MONTREAL — Canuck film and TV company Alliance Atlantis Communications will unveil today an output and co-production deal with Munich-based kids producer-distributor TV Loonland to co-finance live-action and animated kids programming.

The German company will kick in C$110 million ($76 million) over the next three years to sub-distribute or co-produce up to nine children’s series, with TV Loonland taking Euro rights to the shows and Alliance Atlantis keeping all other world rights.

In addition, TV Loonland has paid $14 million for Euro rights to shows from AAC’s children’s library, including “The Famous Jett Jackson,” “My Best Friend Is an Alien” and “Yvon of the Yukon.”

The agreement marks a significant expansion for Alliance Atlantis Kids, which launched last year.

Children’s programming accounted for 20% of the parent company’s production output last year.

Alliance Atlantis CEO Michael MacMillan said he expects the company to focus even more on kids shows in the next couple of years.

High priority

“Gearing up our animation and kids business is a priority for us,” MacMillan said. “This gives us a huge increase in our kids business. It’s a very significant transaction for the company.”

Added TV Loonland CEO Peter Volkle: “Alliance Atlantis will be a strong partner in North America who will help us to grow considerably and to decisively expand our international position.”

As part of the agreement, Alliance Atlantis and TV Loonland will both invest in the development of a Web portal to house Web sites for all jointly produced programs.

While Alliance Atlantis is intent on expanding its kids business, MacMillan denied media reports that his company is in talks to acquire troubled Canadian kids-TV producer Cinar.

“Cinar has got great programming ability and a terrific-looking library, but we’re not aware it’s for sale,” MacMillan said.

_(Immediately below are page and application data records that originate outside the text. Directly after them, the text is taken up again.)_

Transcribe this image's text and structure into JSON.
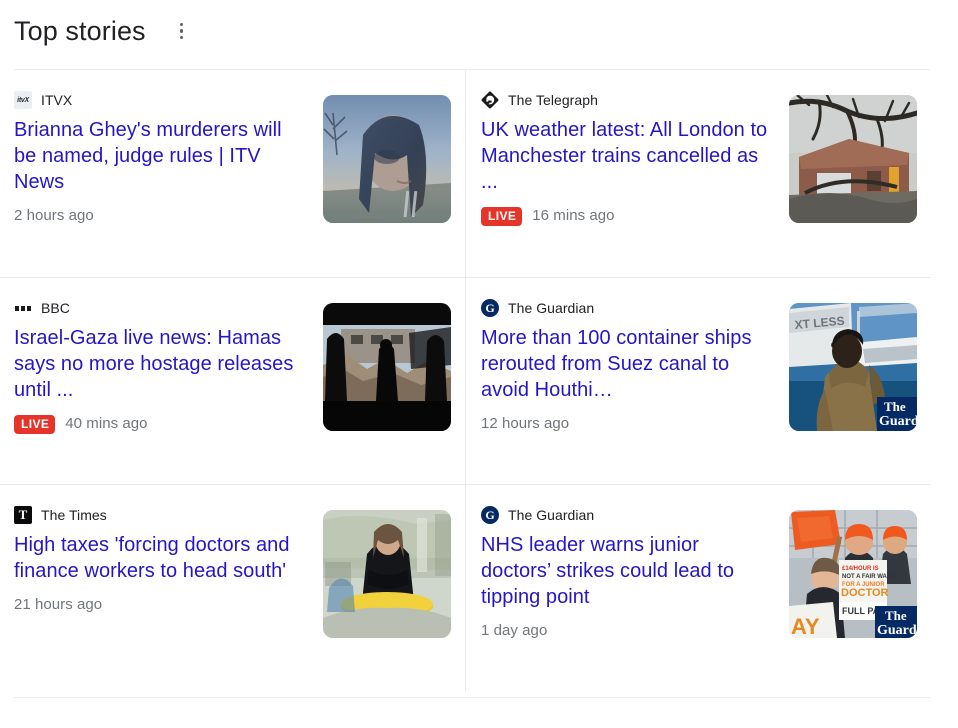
{
  "header": {
    "title": "Top stories",
    "menu_icon": "more-vert-icon"
  },
  "colors": {
    "link": "#2416c7",
    "live_badge": "#e5342a",
    "timestamp": "#70757a",
    "divider": "#ebebeb",
    "guardian_navy": "#052962"
  },
  "stories": {
    "left": [
      {
        "source": "ITVX",
        "source_icon": "itvx-logo-icon",
        "headline": "Brianna Ghey's murderers will be named, judge rules | ITV News",
        "live": false,
        "live_label": "",
        "timestamp": "2 hours ago",
        "thumbnail_alt": "portrait-of-young-woman-outdoors-thumbnail"
      },
      {
        "source": "BBC",
        "source_icon": "bbc-logo-icon",
        "headline": "Israel-Gaza live news: Hamas says no more hostage releases until ...",
        "live": true,
        "live_label": "LIVE",
        "timestamp": "40 mins ago",
        "thumbnail_alt": "silhouette-amid-rubble-thumbnail"
      },
      {
        "source": "The Times",
        "source_icon": "the-times-logo-icon",
        "headline": "High taxes 'forcing doctors and finance workers to head south'",
        "live": false,
        "live_label": "",
        "timestamp": "21 hours ago",
        "thumbnail_alt": "woman-standing-by-yellow-table-thumbnail"
      }
    ],
    "right": [
      {
        "source": "The Telegraph",
        "source_icon": "the-telegraph-logo-icon",
        "headline": "UK weather latest: All London to Manchester trains cancelled as ...",
        "live": true,
        "live_label": "LIVE",
        "timestamp": "16 mins ago",
        "thumbnail_alt": "fallen-tree-on-house-thumbnail"
      },
      {
        "source": "The Guardian",
        "source_icon": "the-guardian-logo-icon",
        "headline": "More than 100 container ships rerouted from Suez canal to avoid Houthi…",
        "live": false,
        "live_label": "",
        "timestamp": "12 hours ago",
        "thumbnail_alt": "person-on-ship-deck-thumbnail"
      },
      {
        "source": "The Guardian",
        "source_icon": "the-guardian-logo-icon",
        "headline": "NHS leader warns junior doctors’ strikes could lead to tipping point",
        "live": false,
        "live_label": "",
        "timestamp": "1 day ago",
        "thumbnail_alt": "junior-doctors-strike-placards-thumbnail"
      }
    ]
  }
}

“We’re not in there kicking the tires. If there was an auction of the assets, of course we’d look at that. But it would be really difficult (to buy the entire company). It’s an unknowable situation and we don’t like unknowable situations.”